A second group of 22 patients who had Graves’ disease for more than 5 years and did not receive preventive steroid therapy represented the control group. The patients were followed in the clinic for up to 5 years after the radioactive iodine therapy.
In the preventive steroid group, none of the patients developed new thyroid eye disease or had thyroid eye disease reactivation within 6 months after the radioactive iodine therapy. Oral and IV steroid treatment had the same effect in preventing thyroid eye disease. Two patients with preexisting thyroid eye disease (1 patient received oral steroid and 1 patient received IV steroid treatment) reactivated at 12 and 20 months, respectively; the reactivation was thought to be related to the natural course of the disease rather than the radioactive iodine therapy itself. In the control group, none of the patients developed new thyroid eye disease, and only 1 patient had thyroid eye disease reactivation 3 months after the radioactive iodine therapy. This patient developed severe hypothyroidism at that time, and the thyroid eye disease improved when thyroid levels normalized on thyroid hormone treatment.
More than 80% of the patients who answered the sideeffects questionnaire reported symptoms possibly related to steroid therapy (weight gain, dyspepsia, fatigue, mood disorder, etc.); those treated with oral steroids were more likely to develop symptoms as compared with those who received IV steroids.
Serum TRAb levels, the cause of Graves’ disease and which are thought to play a major role in development of thyroid eye disease, increased as expected in all groups after the radioactive iodine therapy; however, it showed a delayed rise in steroid-treated patients with a peak at 6 months instead of 3 months in patients who did not receive this treatment.

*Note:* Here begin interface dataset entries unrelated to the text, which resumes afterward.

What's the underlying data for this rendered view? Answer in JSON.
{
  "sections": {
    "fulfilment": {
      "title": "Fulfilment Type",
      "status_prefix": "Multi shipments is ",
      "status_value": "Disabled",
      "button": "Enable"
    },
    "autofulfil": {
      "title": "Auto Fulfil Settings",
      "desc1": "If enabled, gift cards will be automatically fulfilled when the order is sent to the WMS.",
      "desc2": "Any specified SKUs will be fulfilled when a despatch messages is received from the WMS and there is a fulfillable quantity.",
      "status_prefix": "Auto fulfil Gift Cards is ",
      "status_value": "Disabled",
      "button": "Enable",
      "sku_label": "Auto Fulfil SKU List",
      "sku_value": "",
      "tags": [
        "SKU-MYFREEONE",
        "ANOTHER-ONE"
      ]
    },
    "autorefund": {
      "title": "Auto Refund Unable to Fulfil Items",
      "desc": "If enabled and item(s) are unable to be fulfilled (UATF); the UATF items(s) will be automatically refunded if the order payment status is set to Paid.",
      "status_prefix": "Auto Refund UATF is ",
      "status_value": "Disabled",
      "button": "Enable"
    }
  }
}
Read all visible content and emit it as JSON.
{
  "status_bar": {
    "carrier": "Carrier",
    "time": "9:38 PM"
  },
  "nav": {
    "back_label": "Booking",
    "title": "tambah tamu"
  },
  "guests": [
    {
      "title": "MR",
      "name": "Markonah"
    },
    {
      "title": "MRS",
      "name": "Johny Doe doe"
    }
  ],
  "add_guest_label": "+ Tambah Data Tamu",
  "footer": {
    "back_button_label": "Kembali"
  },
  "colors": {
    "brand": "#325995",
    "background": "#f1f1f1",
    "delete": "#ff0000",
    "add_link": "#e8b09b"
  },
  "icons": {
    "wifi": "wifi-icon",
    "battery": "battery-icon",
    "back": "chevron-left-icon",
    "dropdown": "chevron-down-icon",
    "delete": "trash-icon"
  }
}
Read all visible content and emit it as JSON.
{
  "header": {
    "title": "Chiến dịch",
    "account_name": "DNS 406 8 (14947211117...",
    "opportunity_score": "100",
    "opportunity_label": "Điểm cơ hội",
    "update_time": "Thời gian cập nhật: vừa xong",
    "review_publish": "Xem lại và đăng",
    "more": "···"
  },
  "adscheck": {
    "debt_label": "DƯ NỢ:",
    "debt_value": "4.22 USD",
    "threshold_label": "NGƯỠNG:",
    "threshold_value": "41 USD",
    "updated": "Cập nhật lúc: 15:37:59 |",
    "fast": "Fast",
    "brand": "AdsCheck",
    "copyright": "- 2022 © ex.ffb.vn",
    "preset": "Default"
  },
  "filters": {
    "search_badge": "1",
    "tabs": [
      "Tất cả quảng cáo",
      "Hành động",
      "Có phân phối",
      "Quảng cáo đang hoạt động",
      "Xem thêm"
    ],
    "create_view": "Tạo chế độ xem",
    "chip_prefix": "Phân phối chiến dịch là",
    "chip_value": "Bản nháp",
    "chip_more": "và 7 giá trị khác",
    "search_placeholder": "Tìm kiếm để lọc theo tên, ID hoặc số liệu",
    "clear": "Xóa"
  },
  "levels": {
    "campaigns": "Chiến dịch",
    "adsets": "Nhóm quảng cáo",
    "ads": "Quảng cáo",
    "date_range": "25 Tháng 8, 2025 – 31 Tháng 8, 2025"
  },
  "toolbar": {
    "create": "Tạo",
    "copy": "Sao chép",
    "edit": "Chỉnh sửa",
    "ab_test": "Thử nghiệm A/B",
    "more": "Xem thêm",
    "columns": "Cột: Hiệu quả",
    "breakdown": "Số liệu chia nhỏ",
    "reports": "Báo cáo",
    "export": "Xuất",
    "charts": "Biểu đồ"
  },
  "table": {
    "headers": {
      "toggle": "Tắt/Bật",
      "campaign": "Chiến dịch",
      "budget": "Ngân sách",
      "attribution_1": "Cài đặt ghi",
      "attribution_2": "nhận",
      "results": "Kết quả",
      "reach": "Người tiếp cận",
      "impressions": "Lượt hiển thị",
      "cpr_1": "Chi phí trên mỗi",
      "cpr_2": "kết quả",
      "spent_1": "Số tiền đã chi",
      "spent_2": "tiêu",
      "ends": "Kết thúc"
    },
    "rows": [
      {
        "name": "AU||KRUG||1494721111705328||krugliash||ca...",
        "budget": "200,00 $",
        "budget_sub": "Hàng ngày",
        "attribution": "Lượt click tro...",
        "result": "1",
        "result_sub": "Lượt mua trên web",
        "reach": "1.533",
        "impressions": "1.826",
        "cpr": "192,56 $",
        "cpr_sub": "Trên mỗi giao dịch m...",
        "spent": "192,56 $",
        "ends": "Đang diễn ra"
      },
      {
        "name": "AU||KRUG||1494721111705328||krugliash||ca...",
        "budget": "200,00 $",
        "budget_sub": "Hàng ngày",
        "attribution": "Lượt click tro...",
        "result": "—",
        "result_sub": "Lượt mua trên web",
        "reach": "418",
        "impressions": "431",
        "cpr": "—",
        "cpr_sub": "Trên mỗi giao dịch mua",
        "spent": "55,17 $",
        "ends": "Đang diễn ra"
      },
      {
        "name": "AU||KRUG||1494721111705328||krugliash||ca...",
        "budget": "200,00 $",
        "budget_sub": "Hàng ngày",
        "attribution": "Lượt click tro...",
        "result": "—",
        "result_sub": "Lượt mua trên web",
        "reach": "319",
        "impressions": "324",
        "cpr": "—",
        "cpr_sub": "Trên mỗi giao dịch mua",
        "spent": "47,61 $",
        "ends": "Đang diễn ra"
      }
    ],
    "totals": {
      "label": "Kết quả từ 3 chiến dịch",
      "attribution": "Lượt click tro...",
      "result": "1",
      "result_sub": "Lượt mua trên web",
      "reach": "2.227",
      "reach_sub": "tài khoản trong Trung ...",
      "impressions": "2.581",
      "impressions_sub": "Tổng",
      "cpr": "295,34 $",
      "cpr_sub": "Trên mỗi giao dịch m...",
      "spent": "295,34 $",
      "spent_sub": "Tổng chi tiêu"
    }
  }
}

The duration of Graves’ disease, serum TRAb titers, and steroid use did not affect the effectiveness of the radioactive iodine therapy in treating the hyperthyroidism.
WHAT ARE THE IMPLICATIONS OF THIS STUDY?
This study suggests that steroid treatment can prevent thyroid eye disease induced by radioactive iodine therapy in patients with Graves’ disease for less than 5 years. Steroid therapy might not be necessary in patients who had Graves’ disease for more than 5 years, since their risk of new or reactivated thyroid eye disease related to the radioactive iodine therapy is extremely low. The known increase in serum TRAb levels following radioactive iodine therapy is delayed by steroid treatment, which likely plays a role in the thyroid eye disease benefit noted from this treatment.
— Alina Gavrila, MD, MMSC